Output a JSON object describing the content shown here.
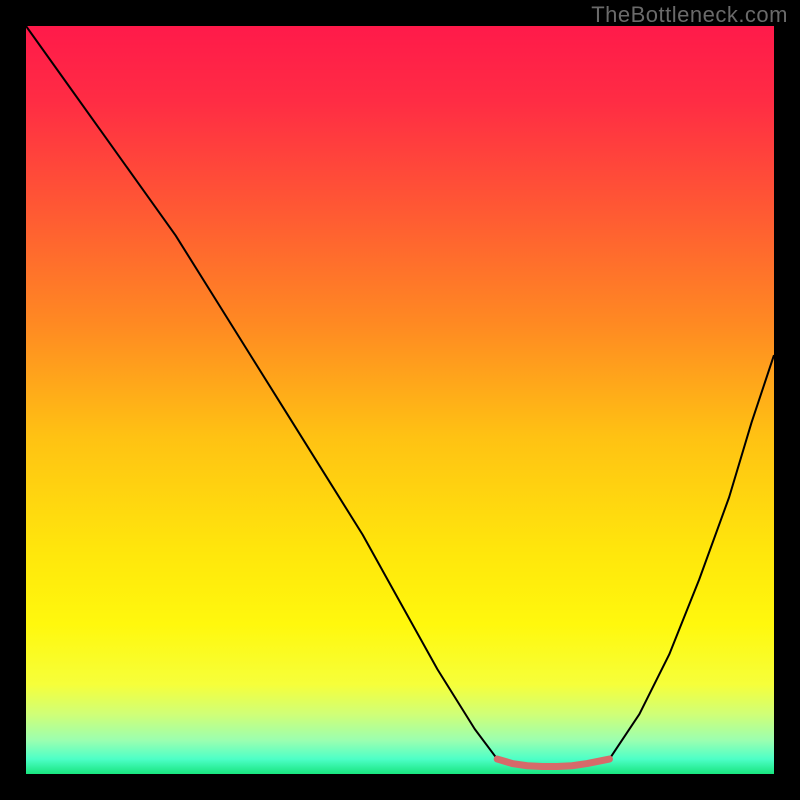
{
  "watermark_text": "TheBottleneck.com",
  "chart_data": {
    "type": "line",
    "title": "",
    "xlabel": "",
    "ylabel": "",
    "xlim": [
      0,
      100
    ],
    "ylim": [
      0,
      100
    ],
    "axes_visible": false,
    "grid": false,
    "background": {
      "type": "vertical_gradient",
      "stops": [
        {
          "pos": 0.0,
          "color": "#ff1a4a"
        },
        {
          "pos": 0.1,
          "color": "#ff2c44"
        },
        {
          "pos": 0.25,
          "color": "#ff5a33"
        },
        {
          "pos": 0.4,
          "color": "#ff8a22"
        },
        {
          "pos": 0.55,
          "color": "#ffc213"
        },
        {
          "pos": 0.7,
          "color": "#ffe60c"
        },
        {
          "pos": 0.8,
          "color": "#fff80d"
        },
        {
          "pos": 0.88,
          "color": "#f6ff3a"
        },
        {
          "pos": 0.92,
          "color": "#d0ff77"
        },
        {
          "pos": 0.955,
          "color": "#9bffb0"
        },
        {
          "pos": 0.98,
          "color": "#4dffc7"
        },
        {
          "pos": 1.0,
          "color": "#18e57f"
        }
      ]
    },
    "series": [
      {
        "name": "left_arm",
        "stroke": "#000000",
        "width": 2,
        "x": [
          0,
          5,
          10,
          15,
          20,
          25,
          30,
          35,
          40,
          45,
          50,
          55,
          60,
          63
        ],
        "y": [
          100,
          93,
          86,
          79,
          72,
          64,
          56,
          48,
          40,
          32,
          23,
          14,
          6,
          2
        ]
      },
      {
        "name": "right_arm",
        "stroke": "#000000",
        "width": 2,
        "x": [
          78,
          82,
          86,
          90,
          94,
          97,
          100
        ],
        "y": [
          2,
          8,
          16,
          26,
          37,
          47,
          56
        ]
      },
      {
        "name": "valley_floor",
        "stroke": "#d66a6a",
        "width": 7,
        "cap": "round",
        "x": [
          63,
          65,
          67,
          69,
          71,
          73,
          75,
          77,
          78
        ],
        "y": [
          2.0,
          1.4,
          1.1,
          1.0,
          1.0,
          1.1,
          1.4,
          1.8,
          2.0
        ]
      }
    ],
    "annotations": []
  }
}
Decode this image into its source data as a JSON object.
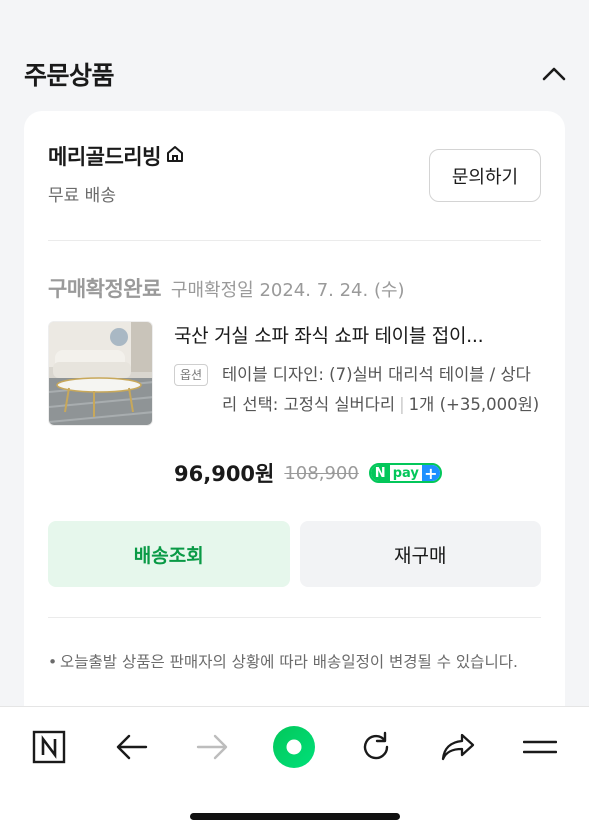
{
  "section": {
    "title": "주문상품"
  },
  "seller": {
    "name": "메리골드리빙",
    "shipping": "무료 배송",
    "inquiry_label": "문의하기"
  },
  "order": {
    "status": "구매확정완료",
    "confirm_date": "구매확정일 2024. 7. 24. (수)"
  },
  "product": {
    "title": "국산 거실 소파 좌식 쇼파 테이블 접이...",
    "option_badge": "옵션",
    "option_text": "테이블 디자인: (7)실버 대리석 테이블 / 상다리 선택: 고정식 실버다리",
    "option_qty": "1개 (+35,000원)",
    "price": "96,900원",
    "original_price": "108,900",
    "npay": {
      "n": "N",
      "word": "pay",
      "plus": "+"
    }
  },
  "actions": {
    "track_label": "배송조회",
    "rebuy_label": "재구매"
  },
  "notice": {
    "bullet": "•",
    "text": "오늘출발 상품은 판매자의 상황에 따라 배송일정이 변경될 수 있습니다."
  },
  "colors": {
    "accent": "#03c75a",
    "track_bg": "#e6f7ec",
    "track_text": "#0a9a46"
  },
  "bottom_nav": [
    "naver-home-icon",
    "back-arrow-icon",
    "forward-arrow-icon",
    "green-dot-icon",
    "refresh-icon",
    "share-icon",
    "menu-icon"
  ]
}
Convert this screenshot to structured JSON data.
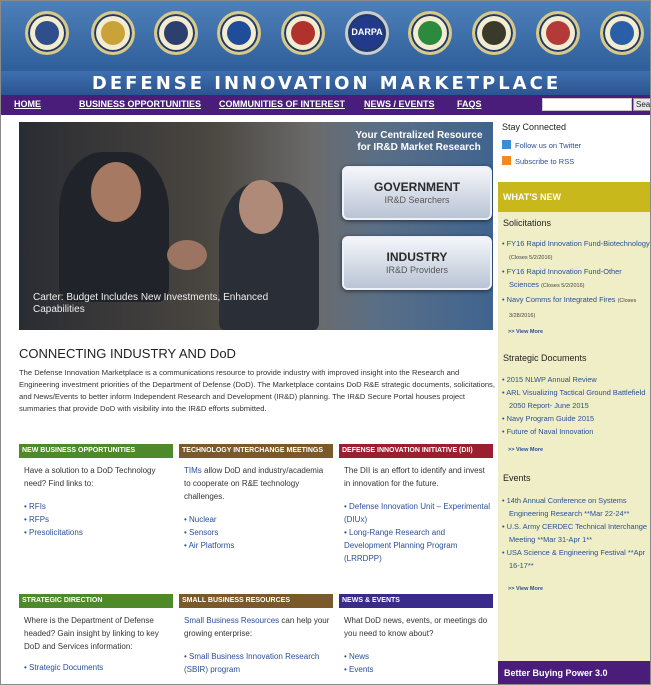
{
  "seals": [
    {
      "name": "dod-seal",
      "fill": "#2f4e8c"
    },
    {
      "name": "army-seal",
      "fill": "#c9a337"
    },
    {
      "name": "navy-seal",
      "fill": "#2d3f6e"
    },
    {
      "name": "air-force-seal",
      "fill": "#1f4d9a"
    },
    {
      "name": "marines-seal",
      "fill": "#b0322c"
    },
    {
      "name": "darpa-seal",
      "fill": "#223a8a",
      "label": "DARPA"
    },
    {
      "name": "mda-seal",
      "fill": "#2c8a3e"
    },
    {
      "name": "socom-seal",
      "fill": "#3a3a2a"
    },
    {
      "name": "dla-seal",
      "fill": "#b43a3a"
    },
    {
      "name": "disa-seal",
      "fill": "#2a5fa8"
    }
  ],
  "site_title": "DEFENSE INNOVATION MARKETPLACE",
  "nav": {
    "items": [
      "HOME",
      "BUSINESS OPPORTUNITIES",
      "COMMUNITIES OF INTEREST",
      "NEWS / EVENTS",
      "FAQS"
    ],
    "search_button": "Search"
  },
  "hero": {
    "caption": "Carter: Budget Includes New Investments, Enhanced Capabilities",
    "resource_text": "Your Centralized Resource for IR&D Market Research",
    "government": {
      "title": "GOVERNMENT",
      "subtitle": "IR&D Searchers"
    },
    "industry": {
      "title": "INDUSTRY",
      "subtitle": "IR&D Providers"
    }
  },
  "intro": {
    "heading": "CONNECTING INDUSTRY AND DoD",
    "text": "The Defense Innovation Marketplace is a communications resource to provide industry with improved insight into the Research and Engineering investment priorities of the Department of Defense (DoD). The Marketplace contains DoD R&E strategic documents, solicitations, and News/Events to better inform Independent Research and Development (IR&D) planning. The IR&D Secure Portal houses project summaries that provide DoD with visibility into the IR&D efforts submitted."
  },
  "boxes": [
    {
      "title": "NEW BUSINESS OPPORTUNITIES",
      "color": "#4e8a2a",
      "text": "Have a solution to a DoD Technology need? Find links to:",
      "links": [
        "RFIs",
        "RFPs",
        "Presolicitations"
      ]
    },
    {
      "title": "TECHNOLOGY INTERCHANGE MEETINGS",
      "color": "#7a5a2a",
      "link_word": "TIMs",
      "text": " allow DoD and industry/academia to cooperate on R&E technology challenges.",
      "links": [
        "Nuclear",
        "Sensors",
        "Air Platforms"
      ]
    },
    {
      "title": "DEFENSE INNOVATION INITIATIVE (DII)",
      "color": "#9a1f2f",
      "text": "The DII is an effort to identify and invest in innovation for the future.",
      "links": [
        "Defense Innovation Unit – Experimental (DIUx)",
        "Long-Range Research and Development Planning Program (LRRDPP)"
      ]
    },
    {
      "title": "STRATEGIC DIRECTION",
      "color": "#4e8a2a",
      "text": "Where is the Department of Defense headed? Gain insight by linking to key DoD and Services information:",
      "links": [
        "Strategic Documents"
      ]
    },
    {
      "title": "SMALL BUSINESS RESOURCES",
      "color": "#7a5a2a",
      "link_word": "Small Business Resources",
      "text": " can help your growing enterprise:",
      "links": [
        "Small Business Innovation Research (SBIR) program"
      ]
    },
    {
      "title": "NEWS & EVENTS",
      "color": "#3a2a8a",
      "text": "What DoD news, events, or meetings do you need to know about?",
      "links": [
        "News",
        "Events"
      ]
    }
  ],
  "right": {
    "stay_connected": "Stay Connected",
    "twitter": "Follow us on Twitter",
    "rss": "Subscribe to RSS",
    "whats_new": "WHAT'S NEW",
    "solicitations_title": "Solicitations",
    "solicitations": [
      {
        "text": "FY16 Rapid Innovation Fund-Biotechnology",
        "note": "(Closes 5/2/2016)"
      },
      {
        "text": "FY16 Rapid Innovation Fund-Other Sciences",
        "note": "(Closes 5/2/2016)"
      },
      {
        "text": "Navy Comms for Integrated Fires",
        "note": "(Closes 3/28/2016)"
      }
    ],
    "view_more": ">> View More",
    "strategic_title": "Strategic Documents",
    "strategic": [
      "2015 NLWP Annual Review",
      "ARL Visualizing Tactical Ground Battlefield 2050 Report- June 2015",
      "Navy Program Guide 2015",
      "Future of Naval Innovation"
    ],
    "events_title": "Events",
    "events": [
      "14th Annual Conference on Systems Engineering Research **Mar 22-24**",
      "U.S. Army CERDEC Technical Interchange Meeting **Mar 31-Apr 1**",
      "USA Science & Engineering Festival **Apr 16-17**"
    ],
    "bbp": "Better Buying Power 3.0"
  }
}
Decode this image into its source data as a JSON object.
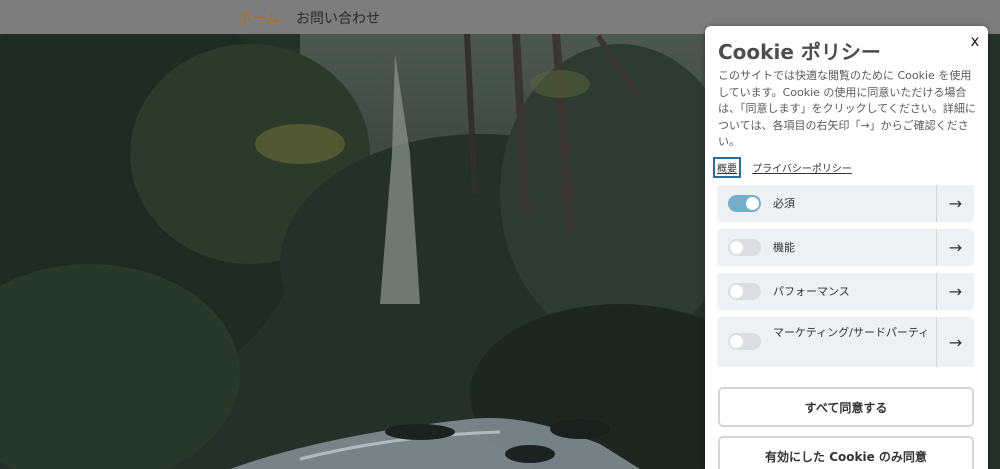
{
  "nav": {
    "home": "ホーム",
    "contact": "お問い合わせ"
  },
  "cookie_panel": {
    "title": "Cookie ポリシー",
    "close": "x",
    "description": "このサイトでは快適な閲覧のために Cookie を使用しています。Cookie の使用に同意いただける場合は、「同意します」をクリックしてください。詳細については、各項目の右矢印「→」からご確認ください。",
    "tabs": [
      {
        "label": "概要",
        "active": true
      },
      {
        "label": "プライバシーポリシー",
        "active": false
      }
    ],
    "categories": [
      {
        "label": "必須",
        "enabled": true
      },
      {
        "label": "機能",
        "enabled": false
      },
      {
        "label": "パフォーマンス",
        "enabled": false
      },
      {
        "label": "マーケティング/サードパーティ",
        "enabled": false
      }
    ],
    "arrow_glyph": "→",
    "accept_all": "すべて同意する",
    "accept_selected": "有効にした Cookie のみ同意"
  },
  "colors": {
    "accent_nav": "#b76a1c",
    "toggle_on": "#74aecb",
    "toggle_off": "#dcdde3"
  }
}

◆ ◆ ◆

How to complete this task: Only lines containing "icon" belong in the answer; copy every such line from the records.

Exercise answer:
    "naver-home-icon",
    "back-arrow-icon",
    "forward-arrow-icon",
    "green-dot-icon",
    "refresh-icon",
    "share-icon",
    "menu-icon"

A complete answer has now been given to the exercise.